Thumbs Up, Thumbs Down
Thumbs up to lending a hand to help our environment. Jamestown Community College will host its Earth Day festivities from 11 a.m. to 2 p.m. Wednesday. Weather permitting, Earthfest will be held outside the Hamilton Collegiate Center near the pond. Otherwise, the program is held in the Student Union. At noon, a display of live birds of prey will be presented by falconry expert Mike Dupuy. Co-sponsored by the Roger Tory Peterson Institute, Dupuy’s program focuses on falconry as a sport, a profession, and a metaphor for universal human aspirations. Earthfest also features various educational displays, the sale of ecofriendly products and food, and a tree seedling adoption made possible by donations from the Chautauqua County Soil and Water Conservation District. A “Nature Art and Literature Corner,” featuring works by JCC faculty and students, is a new addition to this year’s Earthfest. Area residents more interested in physically pitching in can participate in the Chautauqua Watershed Conservancy’s clean-up of its Whitney Point Preserve on April 26 and the annual M&T Bank Hands on Jamestown Cleanup sponsored by the Jamestown Renaissance Corp. on May 17.
Thumbs down to irresponsible burning. A Lakewood resident learned the hard way why the state has a ban on open burning from March 15 to May 15 when a trash fire spread to his garage. New York adopted tougher restrictions on open burning in 2009 to help prevent wildfires and reduce pollution emissions. “It’s an important law. We’ve had some (brush fires) that have moved toward buildings – they can cause some serious fire events,” Sally Carlson, North Harmony town supervisor, recently told The Post-Journal. The regulations allow residential brush fires in towns during most of the year but prohibit such burning in spring months when most wildfires occur. Fire department data for 2010 through 2013 showed a 56 percent reduction in wildfires during the burn ban period for these years as compared to the previous five years. If you must burn trash in the spring, please do it carefully.

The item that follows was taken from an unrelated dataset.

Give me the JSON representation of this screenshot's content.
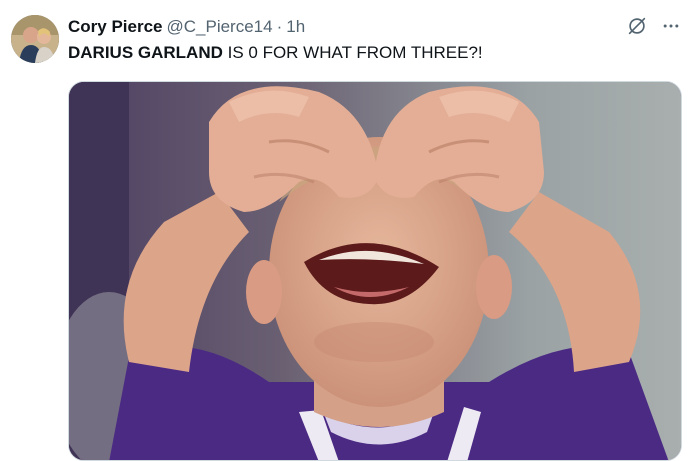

Thumbs up to a summer full of events for Civil War buffs. The Cattaraugus County Museum will host its Civil War Event Series at 7 p.m. the second and fourth Thursdays of the month starting June 12 and ending Aug. 28. Events include Earl McElfresh speaking on “Mapping the Civil War: Lee vs. Sherman,” Allen Hopkins speaking on “Songs of the Civil War,” Rush the Growler speaking on “Music of the Civil War/154th Regt.,” Craig Braack on “Prisons of the Civil War,” Larry Kilmer on the topic “Railroads During the Civil War” and Craig Senfield on “President-Elect Lincoln.” The museum will cap the summer series with a celebration of the 100-year anniversary of the dedication of the museum on Sunday, Sept. 7, from noon-4 p.m.